Work item: Go through the data below and gather each line containing "icon".

[Items from an interface collection]
---------------
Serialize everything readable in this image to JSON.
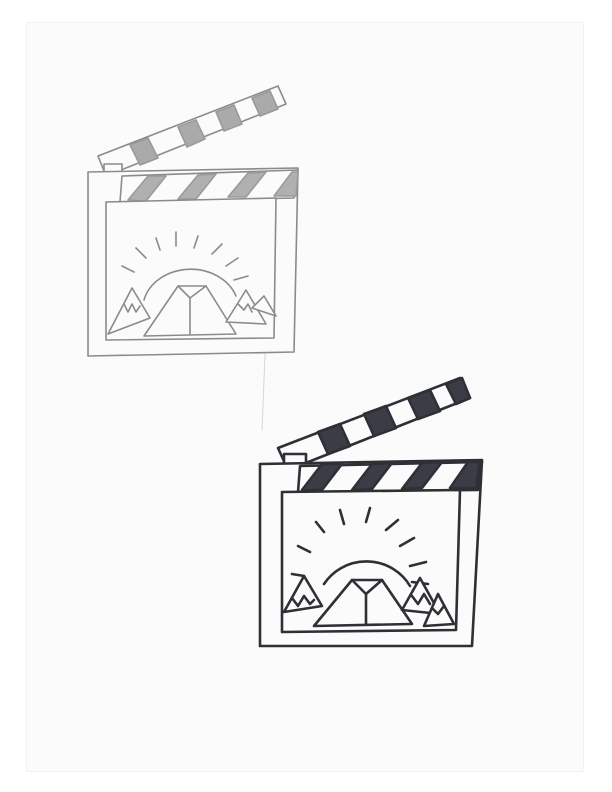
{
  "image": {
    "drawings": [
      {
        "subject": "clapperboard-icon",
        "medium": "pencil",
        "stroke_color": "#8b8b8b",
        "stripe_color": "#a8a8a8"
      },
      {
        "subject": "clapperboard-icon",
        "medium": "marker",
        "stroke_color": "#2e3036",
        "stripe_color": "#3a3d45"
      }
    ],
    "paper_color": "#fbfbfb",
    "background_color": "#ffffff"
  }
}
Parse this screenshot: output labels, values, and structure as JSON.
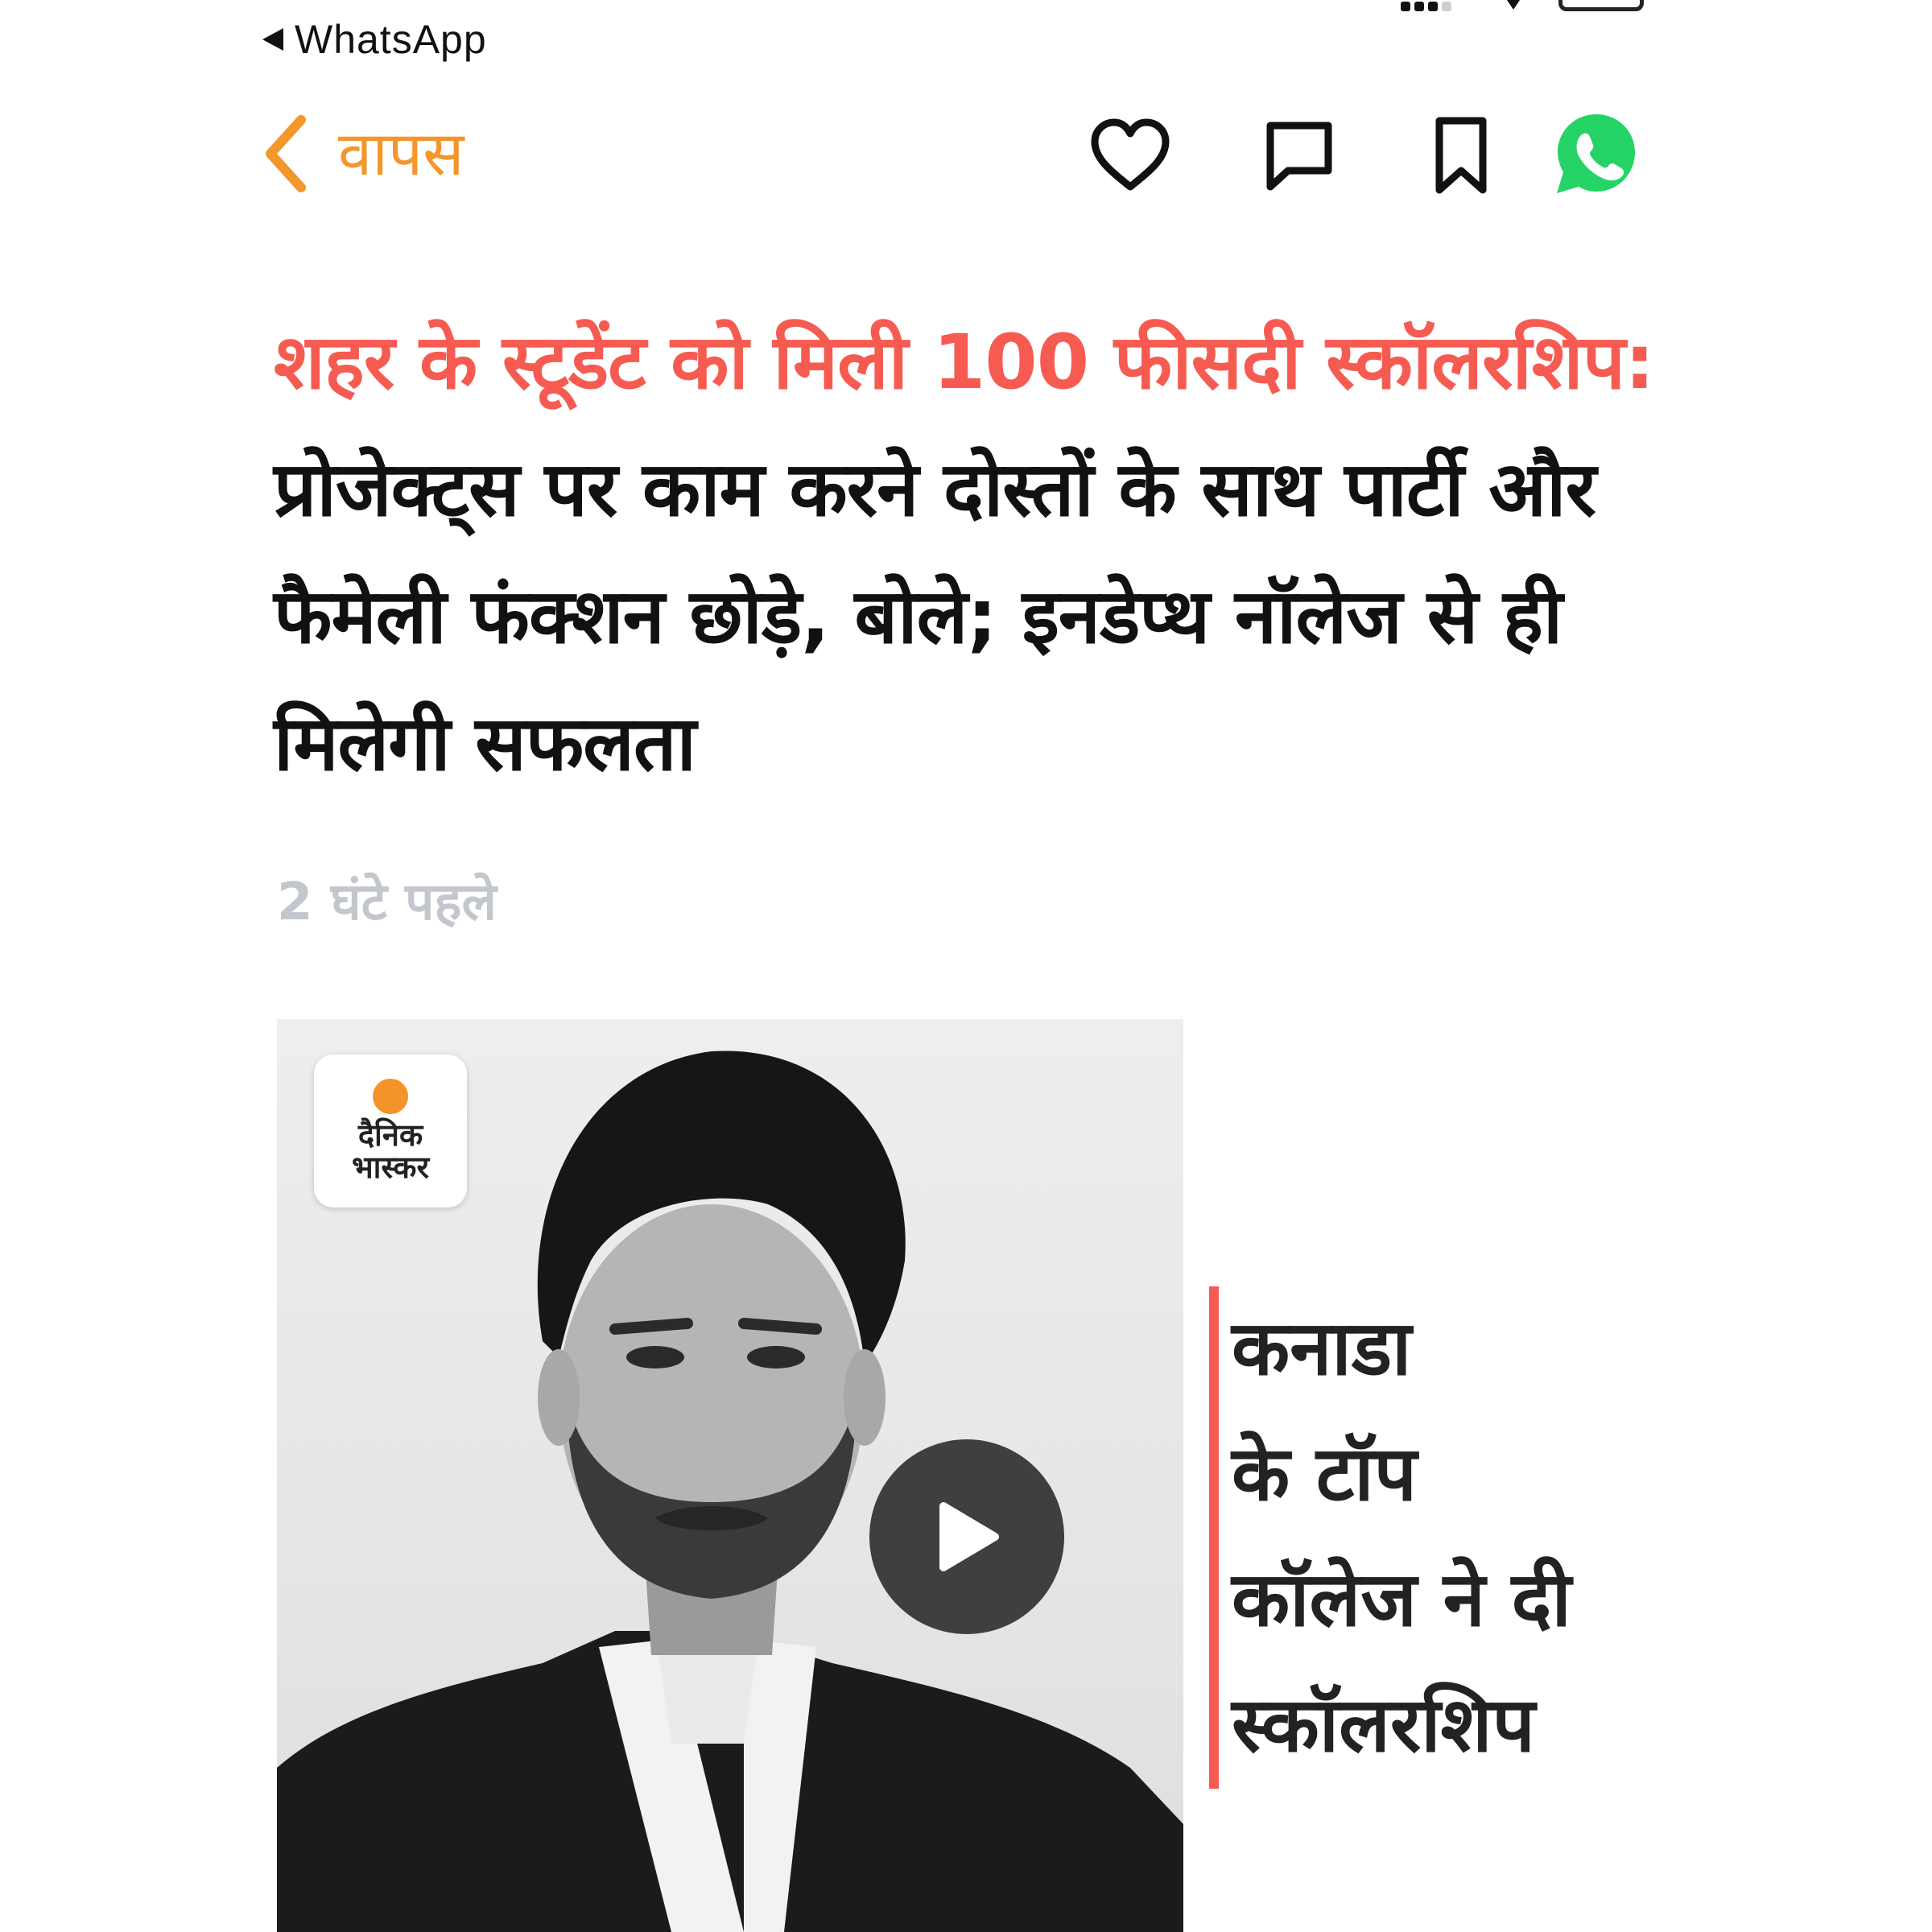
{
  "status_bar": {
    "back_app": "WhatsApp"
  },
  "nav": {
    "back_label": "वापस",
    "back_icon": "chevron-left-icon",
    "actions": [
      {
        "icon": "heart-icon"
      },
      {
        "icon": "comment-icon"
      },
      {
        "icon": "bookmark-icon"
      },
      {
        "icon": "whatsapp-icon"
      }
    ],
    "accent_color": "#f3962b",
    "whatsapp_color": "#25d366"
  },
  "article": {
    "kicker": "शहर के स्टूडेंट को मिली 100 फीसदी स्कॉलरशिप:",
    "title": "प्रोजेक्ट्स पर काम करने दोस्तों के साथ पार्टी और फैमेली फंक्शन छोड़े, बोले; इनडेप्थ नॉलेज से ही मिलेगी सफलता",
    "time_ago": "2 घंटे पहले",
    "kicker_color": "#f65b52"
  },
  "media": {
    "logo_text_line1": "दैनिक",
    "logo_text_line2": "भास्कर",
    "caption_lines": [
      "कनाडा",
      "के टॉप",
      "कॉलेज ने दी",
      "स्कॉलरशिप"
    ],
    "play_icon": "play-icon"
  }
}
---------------
Answer area:
        "subject": "clapperboard-icon",
        "subject": "clapperboard-icon",
    "back_icon": "chevron-left-icon",
        "icon": "heart-icon"
        "icon": "comment-icon"
        "icon": "bookmark-icon"
        "icon": "whatsapp-icon"
    "play_icon": "play-icon"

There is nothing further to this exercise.